Some groups are able to organise rallies to protest against issues such as violence against women, and attacks on minorities. These are not interfered with and often receive police protection.
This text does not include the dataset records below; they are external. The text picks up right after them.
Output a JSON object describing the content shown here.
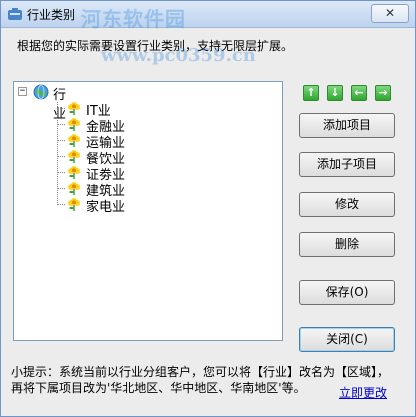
{
  "window": {
    "title": "行业类别",
    "close_symbol": "✕",
    "watermark": "河东软件园",
    "watermark_url": "www.pc0359.cn"
  },
  "description": "根据您的实际需要设置行业类别，支持无限层扩展。",
  "tree": {
    "root_label": "行业",
    "expander_symbol": "−",
    "items": [
      {
        "label": "IT业"
      },
      {
        "label": "金融业"
      },
      {
        "label": "运输业"
      },
      {
        "label": "餐饮业"
      },
      {
        "label": "证劵业"
      },
      {
        "label": "建筑业"
      },
      {
        "label": "家电业"
      }
    ]
  },
  "arrows": {
    "up": "↑",
    "down": "↓",
    "left": "←",
    "right": "→"
  },
  "buttons": {
    "add_item": "添加项目",
    "add_child": "添加子项目",
    "edit": "修改",
    "delete": "删除",
    "save": "保存(O)",
    "close": "关闭(C)"
  },
  "tip": {
    "line1": "小提示：系统当前以行业分组客户，您可以将【行业】改名为【区域】，",
    "line2": "再将下属项目改为'华北地区、华中地区、华南地区'等。"
  },
  "link_text": "立即更改",
  "colors": {
    "accent_green": "#2fa52f",
    "link_blue": "#0000c8",
    "watermark_blue": "#3c8cdc"
  }
}
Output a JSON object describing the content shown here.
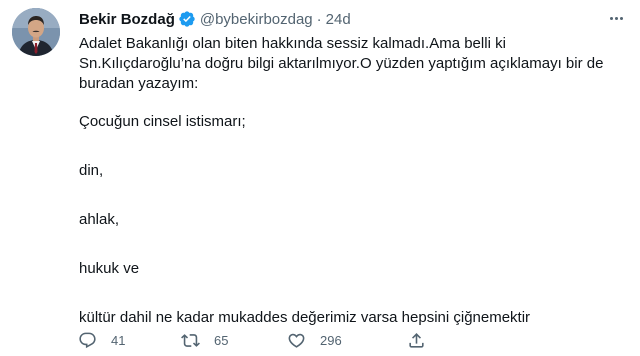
{
  "tweet": {
    "author": {
      "display_name": "Bekir Bozdağ",
      "handle": "@bybekirbozdag",
      "verified": true
    },
    "separator": "·",
    "timestamp": "24d",
    "paragraphs": [
      "Adalet Bakanlığı olan biten hakkında sessiz kalmadı.Ama belli ki Sn.Kılıçdaroğlu’na doğru bilgi aktarılmıyor.O yüzden yaptığım açıklamayı bir de buradan yazayım:",
      "Çocuğun cinsel istismarı;",
      "din,",
      "ahlak,",
      "hukuk ve",
      "kültür dahil ne kadar mukaddes değerimiz varsa hepsini çiğnemektir"
    ],
    "actions": {
      "replies": "41",
      "retweets": "65",
      "likes": "296"
    }
  },
  "colors": {
    "text": "#0f1419",
    "secondary": "#536471",
    "verified": "#1d9bf0"
  },
  "icons": {
    "verified": "verified-badge-icon",
    "more": "more-icon",
    "reply": "reply-icon",
    "retweet": "retweet-icon",
    "like": "heart-icon",
    "share": "share-icon"
  }
}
Various groups are able to organise rallies to protest against issues including violence against women and attacks on minorities. These are not interfered with and often receive police protection. However, more politically sensitive protest rallies such as those against environmental pollution, the unlawful acquisition of land, infrastructure development and the displacement of people, are often met with police brutality. Recently, a mobilisation of local people against the construction of a coal-based power plant in Bashkhali was met with aggression, leaving five people dead. Thousands of unnamed people were also arrested and charged with inciting violence. Garment workers also came under attack from the police when they staged rallies demanding payment of salaries. However, police forces use the most agressive tactics when dealing with rallies and processions organised by the political opposition. Organisers of these rallies often do not get permission to stage protest in their preferred locations. Even when they get permission they often face brutal physical attacks by the police using tear gas and baton charges in the name of maintaining law and order.
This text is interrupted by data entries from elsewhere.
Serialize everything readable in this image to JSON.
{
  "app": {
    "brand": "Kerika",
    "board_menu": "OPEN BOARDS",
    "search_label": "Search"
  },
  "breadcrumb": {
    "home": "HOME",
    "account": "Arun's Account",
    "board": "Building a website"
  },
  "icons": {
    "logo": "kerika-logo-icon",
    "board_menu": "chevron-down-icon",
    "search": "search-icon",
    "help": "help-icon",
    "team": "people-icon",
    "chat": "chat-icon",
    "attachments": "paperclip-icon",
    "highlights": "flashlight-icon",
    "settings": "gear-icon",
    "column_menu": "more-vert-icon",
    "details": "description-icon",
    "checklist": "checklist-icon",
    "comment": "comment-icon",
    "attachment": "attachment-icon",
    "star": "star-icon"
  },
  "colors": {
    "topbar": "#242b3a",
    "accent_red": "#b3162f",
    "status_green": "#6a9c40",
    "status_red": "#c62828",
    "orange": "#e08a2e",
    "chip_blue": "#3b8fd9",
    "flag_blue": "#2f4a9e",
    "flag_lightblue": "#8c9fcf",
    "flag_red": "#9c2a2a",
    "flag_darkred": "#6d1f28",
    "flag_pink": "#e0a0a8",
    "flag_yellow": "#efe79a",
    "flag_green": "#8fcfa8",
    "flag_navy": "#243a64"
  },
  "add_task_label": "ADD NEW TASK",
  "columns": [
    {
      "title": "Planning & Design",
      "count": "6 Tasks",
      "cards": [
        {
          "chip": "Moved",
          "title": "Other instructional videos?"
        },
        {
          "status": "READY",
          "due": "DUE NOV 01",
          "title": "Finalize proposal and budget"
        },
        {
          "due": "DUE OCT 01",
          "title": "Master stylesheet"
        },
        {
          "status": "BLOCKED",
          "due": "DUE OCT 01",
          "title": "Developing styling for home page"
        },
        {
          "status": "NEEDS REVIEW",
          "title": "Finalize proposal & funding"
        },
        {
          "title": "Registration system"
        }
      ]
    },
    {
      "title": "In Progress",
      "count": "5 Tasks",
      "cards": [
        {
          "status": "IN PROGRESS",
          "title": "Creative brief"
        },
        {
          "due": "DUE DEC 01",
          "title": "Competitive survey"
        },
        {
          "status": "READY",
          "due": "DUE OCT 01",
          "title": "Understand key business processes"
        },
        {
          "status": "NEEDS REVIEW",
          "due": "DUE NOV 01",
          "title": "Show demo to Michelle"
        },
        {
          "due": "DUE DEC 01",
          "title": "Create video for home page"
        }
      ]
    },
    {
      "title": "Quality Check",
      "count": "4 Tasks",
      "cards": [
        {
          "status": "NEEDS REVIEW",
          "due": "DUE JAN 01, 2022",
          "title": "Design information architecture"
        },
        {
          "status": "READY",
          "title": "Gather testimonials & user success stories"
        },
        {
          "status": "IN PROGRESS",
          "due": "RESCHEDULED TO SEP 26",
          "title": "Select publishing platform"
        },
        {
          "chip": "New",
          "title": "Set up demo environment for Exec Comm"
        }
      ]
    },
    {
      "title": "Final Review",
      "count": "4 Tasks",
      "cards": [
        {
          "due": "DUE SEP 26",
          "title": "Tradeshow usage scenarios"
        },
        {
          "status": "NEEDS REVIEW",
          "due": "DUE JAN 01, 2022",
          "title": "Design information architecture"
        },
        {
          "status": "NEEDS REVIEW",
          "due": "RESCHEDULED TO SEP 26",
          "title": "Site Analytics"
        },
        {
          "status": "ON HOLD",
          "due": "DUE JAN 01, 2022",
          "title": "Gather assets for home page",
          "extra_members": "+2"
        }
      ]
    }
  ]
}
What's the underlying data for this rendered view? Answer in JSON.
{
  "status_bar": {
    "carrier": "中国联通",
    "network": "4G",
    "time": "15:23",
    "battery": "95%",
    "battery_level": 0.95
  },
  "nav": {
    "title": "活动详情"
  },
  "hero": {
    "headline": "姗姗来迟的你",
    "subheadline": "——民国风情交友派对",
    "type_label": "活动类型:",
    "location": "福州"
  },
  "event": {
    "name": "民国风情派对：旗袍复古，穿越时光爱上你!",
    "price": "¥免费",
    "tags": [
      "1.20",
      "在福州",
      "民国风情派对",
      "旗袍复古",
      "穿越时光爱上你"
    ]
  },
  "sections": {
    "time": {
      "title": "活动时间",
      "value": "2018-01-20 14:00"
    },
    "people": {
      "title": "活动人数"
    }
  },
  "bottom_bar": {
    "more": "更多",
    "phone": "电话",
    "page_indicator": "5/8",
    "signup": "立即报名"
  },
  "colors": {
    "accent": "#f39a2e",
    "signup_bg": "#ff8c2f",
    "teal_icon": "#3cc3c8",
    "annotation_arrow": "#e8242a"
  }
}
There are clear efforts to curtail freedom of expression in Bangladesh where mass arrests, arbitrary detention and extrajudicial killings threaten independent dissent.
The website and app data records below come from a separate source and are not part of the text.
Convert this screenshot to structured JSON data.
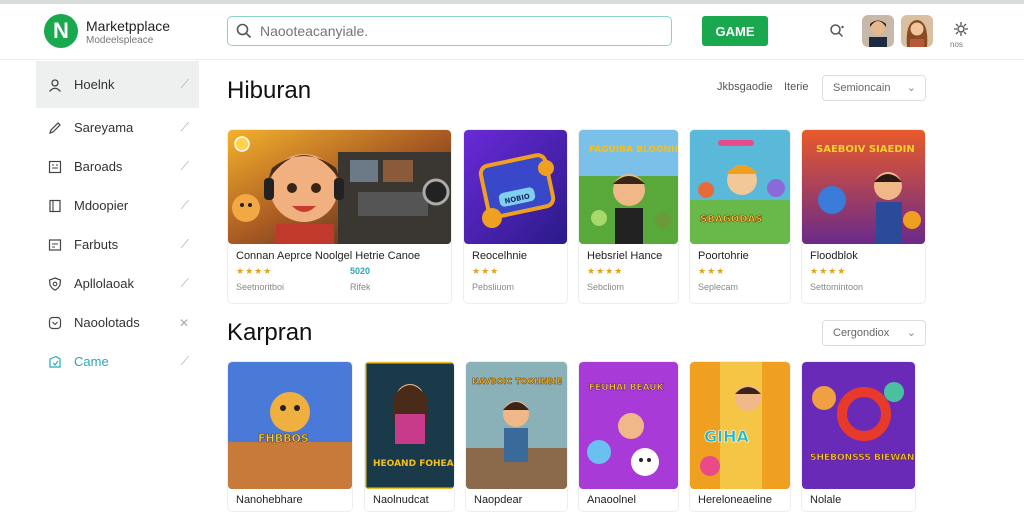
{
  "header": {
    "logo_letter": "N",
    "brand": "Marketpplace",
    "brand_sub": "Modeelspleace",
    "search_placeholder": "Naooteacanyiale.",
    "game_button": "GAME",
    "notif_small": "nos"
  },
  "sidebar": {
    "items": [
      {
        "label": "Hoelnk",
        "icon": "user-icon",
        "active": true
      },
      {
        "label": "Sareyama",
        "icon": "pencil-icon"
      },
      {
        "label": "Baroads",
        "icon": "calendar-icon"
      },
      {
        "label": "Mdoopier",
        "icon": "book-icon"
      },
      {
        "label": "Farbuts",
        "icon": "tray-icon"
      },
      {
        "label": "Apllolaoak",
        "icon": "shield-icon"
      },
      {
        "label": "Naoolotads",
        "icon": "chat-icon"
      },
      {
        "label": "Came",
        "icon": "game-icon",
        "highlight": true
      }
    ]
  },
  "section1": {
    "title": "Hiburan",
    "filter_a": "Jkbsgaodie",
    "filter_b": "Iterie",
    "dropdown": "Semioncain",
    "cards": [
      {
        "title": "Connan Aeprce Noolgel Hetrie Canoe",
        "stars": "★★★★",
        "meta": "Seetnoritboi",
        "badge": "5020",
        "badge_sub": "Rifek"
      },
      {
        "title": "Reocelhnie",
        "stars": "★★★",
        "meta": "Pebsliuom",
        "thumb_text": "NOBIO"
      },
      {
        "title": "Hebsriel Hance",
        "stars": "★★★★",
        "meta": "Sebcliom",
        "thumb_text": "FAGUIBA BLOONIR"
      },
      {
        "title": "Poortohrie",
        "stars": "★★★",
        "meta": "Seplecam",
        "thumb_text": "SBAGODAS"
      },
      {
        "title": "Floodblok",
        "stars": "★★★★",
        "meta": "Settomintoon",
        "thumb_text": "SAEBOIV SIAEDIN"
      }
    ]
  },
  "section2": {
    "title": "Karpran",
    "dropdown": "Cergondiox",
    "cards": [
      {
        "title": "Nanohebhare",
        "thumb_text": "FHBBOS"
      },
      {
        "title": "Naolnudcat",
        "thumb_text": "HEOAND FOHEAI"
      },
      {
        "title": "Naopdear",
        "thumb_text": "NAVBOIC TOOHNBIE"
      },
      {
        "title": "Anaoolnel",
        "thumb_text": "FEUHAI BEAUK"
      },
      {
        "title": "Hereloneaeline",
        "thumb_text": "GIHA"
      },
      {
        "title": "Nolale",
        "thumb_text": "SHEBONSSS BIEWANA"
      }
    ]
  },
  "colors": {
    "brand_green": "#1aa84e",
    "accent_teal": "#2aa6b8",
    "star": "#e3a21a"
  }
}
There are clear efforts to curtail freedom of expression in Bangladesh. Mass arrests, arbitrary detention and extrajudicial killings threaten independent dissent. In the last year and a half 89 people including free thinkers, minorities, university professors and publishers have been killed. The state authorities neither protected them nor took steps to prevent these targeted killings. No credible cases have been filed against anyone as yet. More recently, in the last six months journalists have been jailed with unsubstantiated allegations of treason and conspiracy. An independent media editor was also charged with 84 law suits of defamation and treason in February 2016. The cases were filed by the supporters of the ruling party, and thought to be politically motivated. Two free-thinking bloggers, a gay rights activist and several members of a minority community were murdered in the last six months. The attack against bloggers and free thinkers started in 2013 when Ahmed Rajib Haider was accused of writing against the prophet Mohammed and was murdered. This was followed by the murder of Avijit Roy in broad daylight. Amid massive criticism, thousands of people were arrested in an anti-terrorist drive. The media, which enjoyed a fair amount of freedom until a few years ago, is increasingly coming under state scrutiny. Private companies have been prevented from advertising in independent newspapers. A national broadcasting policy is under consideration which may continue the clamp down on freedom of expression.